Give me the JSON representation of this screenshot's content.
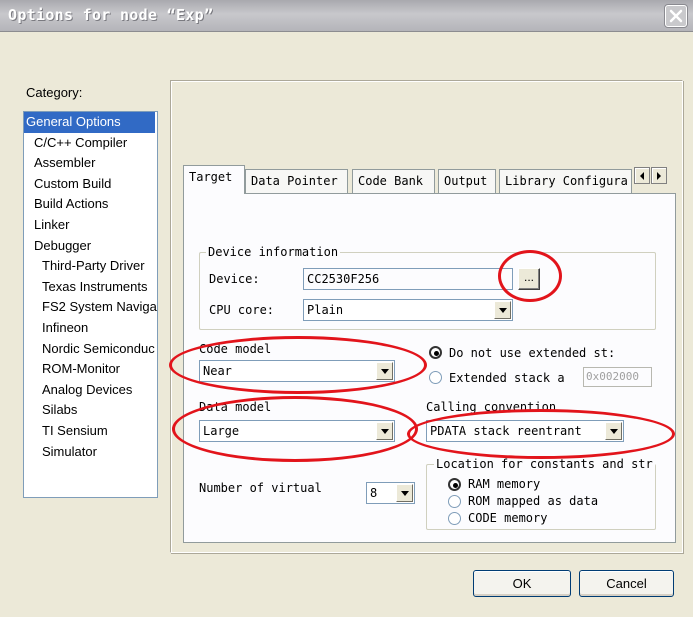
{
  "window": {
    "title": "Options for node “Exp”",
    "close_symbol": "✕"
  },
  "category": {
    "label": "Category:",
    "items": [
      {
        "label": "General Options",
        "level": 0,
        "selected": true
      },
      {
        "label": "C/C++ Compiler",
        "level": 1
      },
      {
        "label": "Assembler",
        "level": 1
      },
      {
        "label": "Custom Build",
        "level": 1
      },
      {
        "label": "Build Actions",
        "level": 1
      },
      {
        "label": "Linker",
        "level": 1
      },
      {
        "label": "Debugger",
        "level": 1
      },
      {
        "label": "Third-Party Driver",
        "level": 2
      },
      {
        "label": "Texas Instruments",
        "level": 2
      },
      {
        "label": "FS2 System Naviga",
        "level": 2
      },
      {
        "label": "Infineon",
        "level": 2
      },
      {
        "label": "Nordic Semiconduc",
        "level": 2
      },
      {
        "label": "ROM-Monitor",
        "level": 2
      },
      {
        "label": "Analog Devices",
        "level": 2
      },
      {
        "label": "Silabs",
        "level": 2
      },
      {
        "label": "TI Sensium",
        "level": 2
      },
      {
        "label": "Simulator",
        "level": 2
      }
    ]
  },
  "tabs": {
    "target": "Target",
    "data_pointer": "Data Pointer",
    "code_bank": "Code Bank",
    "output": "Output",
    "library_config": "Library Configura"
  },
  "device_info": {
    "group_title": "Device information",
    "device_label": "Device:",
    "device_value": "CC2530F256",
    "browse_label": "...",
    "cpu_core_label": "CPU core:",
    "cpu_core_value": "Plain"
  },
  "code_model": {
    "label": "Code model",
    "value": "Near"
  },
  "data_model": {
    "label": "Data model",
    "value": "Large"
  },
  "stack": {
    "no_extended": "Do not use extended st:",
    "extended": "Extended stack a",
    "extended_addr": "0x002000",
    "selected": "no_extended"
  },
  "calling_convention": {
    "label": "Calling convention",
    "value": "PDATA stack reentrant"
  },
  "virtual_registers": {
    "label": "Number of virtual",
    "value": "8"
  },
  "constants_location": {
    "group_title": "Location for constants and str",
    "ram": "RAM memory",
    "rom": "ROM mapped as data",
    "code": "CODE memory",
    "selected": "ram"
  },
  "buttons": {
    "ok": "OK",
    "cancel": "Cancel"
  },
  "colors": {
    "annotation": "#e2141b",
    "selection": "#316ac5",
    "dialog_bg": "#ece9d8"
  }
}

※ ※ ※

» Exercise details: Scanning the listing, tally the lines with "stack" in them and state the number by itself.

» Result of the exercise: 3